Items from an interface collection
|---|

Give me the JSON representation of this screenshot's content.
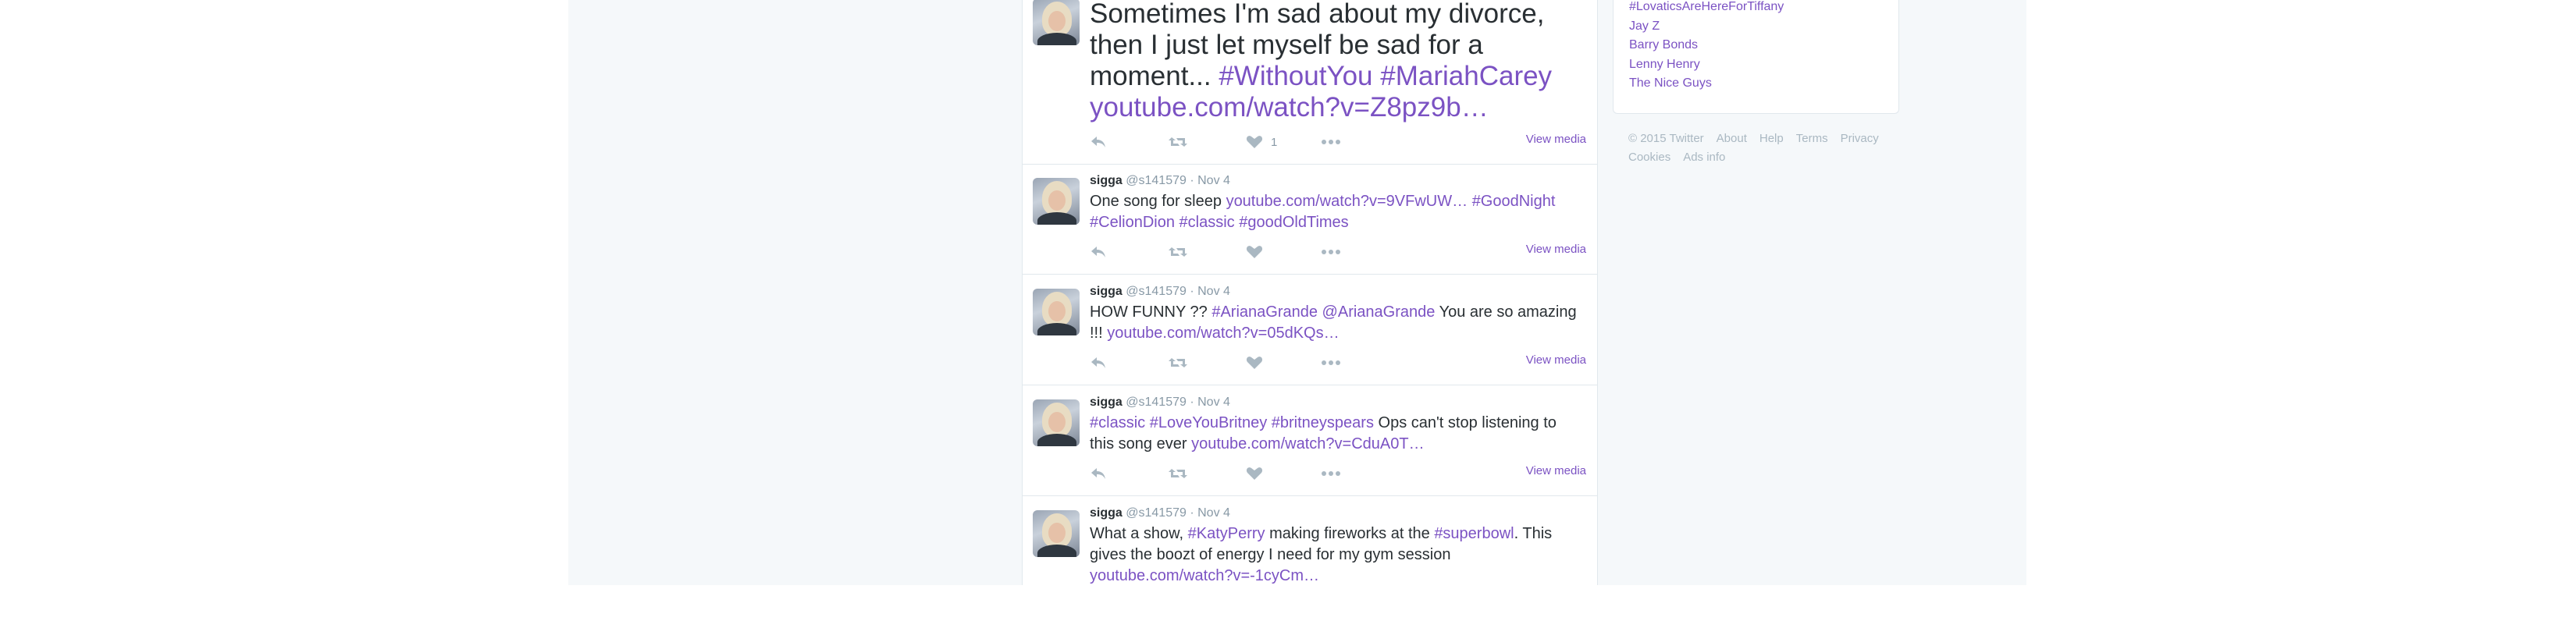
{
  "tweets": [
    {
      "text_parts": [
        {
          "t": "Sometimes I'm sad about my divorce, then I just let myself be sad for a moment... ",
          "link": false
        },
        {
          "t": "#WithoutYou",
          "link": true
        },
        {
          "t": " ",
          "link": false
        },
        {
          "t": "#MariahCarey",
          "link": true
        },
        {
          "t": " ",
          "link": false
        },
        {
          "t": "youtube.com/watch?v=Z8pz9b…",
          "link": true
        }
      ],
      "like_count": "1",
      "view_media": "View media"
    },
    {
      "name": "sigga",
      "handle": "@s141579",
      "sep": "·",
      "time": "Nov 4",
      "text_parts": [
        {
          "t": "One song for sleep ",
          "link": false
        },
        {
          "t": "youtube.com/watch?v=9VFwUW…",
          "link": true
        },
        {
          "t": " ",
          "link": false
        },
        {
          "t": "#GoodNight",
          "link": true
        },
        {
          "t": " ",
          "link": false
        },
        {
          "t": "#CelionDion",
          "link": true
        },
        {
          "t": " ",
          "link": false
        },
        {
          "t": "#classic",
          "link": true
        },
        {
          "t": " ",
          "link": false
        },
        {
          "t": "#goodOldTimes",
          "link": true
        }
      ],
      "like_count": "",
      "view_media": "View media"
    },
    {
      "name": "sigga",
      "handle": "@s141579",
      "sep": "·",
      "time": "Nov 4",
      "text_parts": [
        {
          "t": "HOW FUNNY ?? ",
          "link": false
        },
        {
          "t": "#ArianaGrande",
          "link": true
        },
        {
          "t": " ",
          "link": false
        },
        {
          "t": "@ArianaGrande",
          "link": true
        },
        {
          "t": " You are so amazing !!! ",
          "link": false
        },
        {
          "t": "youtube.com/watch?v=05dKQs…",
          "link": true
        }
      ],
      "like_count": "",
      "view_media": "View media"
    },
    {
      "name": "sigga",
      "handle": "@s141579",
      "sep": "·",
      "time": "Nov 4",
      "text_parts": [
        {
          "t": "#classic",
          "link": true
        },
        {
          "t": " ",
          "link": false
        },
        {
          "t": "#LoveYouBritney",
          "link": true
        },
        {
          "t": " ",
          "link": false
        },
        {
          "t": "#britneyspears",
          "link": true
        },
        {
          "t": " Ops can't stop listening to this song ever ",
          "link": false
        },
        {
          "t": "youtube.com/watch?v=CduA0T…",
          "link": true
        }
      ],
      "like_count": "",
      "view_media": "View media"
    },
    {
      "name": "sigga",
      "handle": "@s141579",
      "sep": "·",
      "time": "Nov 4",
      "text_parts": [
        {
          "t": "What a show, ",
          "link": false
        },
        {
          "t": "#KatyPerry",
          "link": true
        },
        {
          "t": " making fireworks at the ",
          "link": false
        },
        {
          "t": "#superbowl",
          "link": true
        },
        {
          "t": ". This gives the boozt of energy I need for my gym session ",
          "link": false
        },
        {
          "t": "youtube.com/watch?v=-1cyCm…",
          "link": true
        }
      ]
    }
  ],
  "sidebar": {
    "trends": [
      "#LovaticsAreHereForTiffany",
      "Jay Z",
      "Barry Bonds",
      "Lenny Henry",
      "The Nice Guys"
    ]
  },
  "footer": {
    "links": [
      "© 2015 Twitter",
      "About",
      "Help",
      "Terms",
      "Privacy",
      "Cookies",
      "Ads info"
    ]
  },
  "colors": {
    "link": "#7b52c3",
    "action_icon": "#aab8c2",
    "page_background": "#f5f8fa"
  },
  "icons": [
    "reply-icon",
    "retweet-icon",
    "like-icon",
    "more-icon"
  ]
}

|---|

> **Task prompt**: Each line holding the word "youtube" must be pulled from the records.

> **Answer to this task**:
          "t": "youtube.com/watch?v=Z8pz9b…",
          "t": "youtube.com/watch?v=9VFwUW…",
          "t": "youtube.com/watch?v=05dKQs…",
          "t": "youtube.com/watch?v=CduA0T…",
          "t": "youtube.com/watch?v=-1cyCm…",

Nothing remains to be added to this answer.